can potentially be used to silence expression of endogenous genes
involved in human disease.
M: Therapeutic potential of RNA interference. N Eng J Med
J,Akinc A, Bramlage B, et al. Therapeutic silencing of an endogenous
gene by systemic administration of modified siRNAs. Nature
Comment: RNAi has had a major impact on science since its
relatively recent discovery. It is still not entirely clear how it
works and there remain concerns about specificity and the so-called
off target effects on genes other than specifically targeted genes.
Nevertheless, it has great promise as a means to treat not only
cancer and infectious diseases, but genetic diseases in which mutant
alleles differing from their normal alleles by only a single base can
be specifically targeted. It will probably be years before such
treatment becomes realistic for humans, but the success of
substantially knocking down apoB expression by systemically
administering chemically modified apoB siRNAs in mice is very
encouraging. One note of caution is that the growing skeleton may be

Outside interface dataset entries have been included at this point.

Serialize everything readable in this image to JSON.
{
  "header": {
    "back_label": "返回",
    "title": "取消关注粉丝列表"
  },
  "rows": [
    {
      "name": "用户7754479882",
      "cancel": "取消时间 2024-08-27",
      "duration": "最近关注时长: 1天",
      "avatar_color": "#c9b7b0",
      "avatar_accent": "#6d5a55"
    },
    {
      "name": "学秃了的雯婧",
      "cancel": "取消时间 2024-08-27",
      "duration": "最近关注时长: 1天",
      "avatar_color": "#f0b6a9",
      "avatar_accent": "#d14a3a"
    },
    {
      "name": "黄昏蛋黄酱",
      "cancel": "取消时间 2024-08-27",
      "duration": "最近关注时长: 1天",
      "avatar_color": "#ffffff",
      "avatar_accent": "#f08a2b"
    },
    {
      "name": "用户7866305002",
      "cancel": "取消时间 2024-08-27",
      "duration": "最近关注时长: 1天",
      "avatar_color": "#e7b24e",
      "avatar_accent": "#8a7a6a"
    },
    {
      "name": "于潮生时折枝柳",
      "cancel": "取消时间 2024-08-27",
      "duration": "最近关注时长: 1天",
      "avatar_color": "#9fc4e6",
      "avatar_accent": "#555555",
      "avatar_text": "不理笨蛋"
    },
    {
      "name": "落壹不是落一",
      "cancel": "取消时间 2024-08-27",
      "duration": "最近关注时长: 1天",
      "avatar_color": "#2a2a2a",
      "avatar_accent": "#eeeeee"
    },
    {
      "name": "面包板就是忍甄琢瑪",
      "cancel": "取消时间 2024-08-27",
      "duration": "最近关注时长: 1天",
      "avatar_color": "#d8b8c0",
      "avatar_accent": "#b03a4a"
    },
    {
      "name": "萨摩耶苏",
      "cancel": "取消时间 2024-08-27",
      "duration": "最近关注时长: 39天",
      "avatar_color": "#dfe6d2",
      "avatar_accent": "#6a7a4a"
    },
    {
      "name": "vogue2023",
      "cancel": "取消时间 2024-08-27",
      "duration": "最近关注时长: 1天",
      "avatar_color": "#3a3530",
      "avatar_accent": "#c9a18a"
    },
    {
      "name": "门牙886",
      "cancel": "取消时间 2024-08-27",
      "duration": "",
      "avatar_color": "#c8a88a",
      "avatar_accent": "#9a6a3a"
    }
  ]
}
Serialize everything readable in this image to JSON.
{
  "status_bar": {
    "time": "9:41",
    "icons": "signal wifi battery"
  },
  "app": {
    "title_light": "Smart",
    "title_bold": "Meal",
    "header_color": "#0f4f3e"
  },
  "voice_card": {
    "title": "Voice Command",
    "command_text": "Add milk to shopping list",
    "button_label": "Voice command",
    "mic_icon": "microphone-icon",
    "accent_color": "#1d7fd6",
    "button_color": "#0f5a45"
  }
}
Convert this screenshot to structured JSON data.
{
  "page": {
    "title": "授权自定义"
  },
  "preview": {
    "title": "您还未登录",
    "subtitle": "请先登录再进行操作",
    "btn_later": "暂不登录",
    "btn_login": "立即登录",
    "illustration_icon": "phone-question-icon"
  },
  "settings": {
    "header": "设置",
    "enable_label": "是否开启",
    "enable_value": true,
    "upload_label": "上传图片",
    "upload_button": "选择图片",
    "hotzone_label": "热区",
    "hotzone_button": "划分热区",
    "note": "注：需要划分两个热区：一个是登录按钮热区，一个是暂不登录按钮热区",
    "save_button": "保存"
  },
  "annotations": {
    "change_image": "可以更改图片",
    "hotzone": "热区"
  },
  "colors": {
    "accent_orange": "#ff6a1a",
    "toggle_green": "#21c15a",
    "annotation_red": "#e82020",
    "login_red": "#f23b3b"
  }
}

difficult to target because the cartilaginous growth plate is
relatively avascular compared to most tissues such as liver and gut.
William A. Horton, MD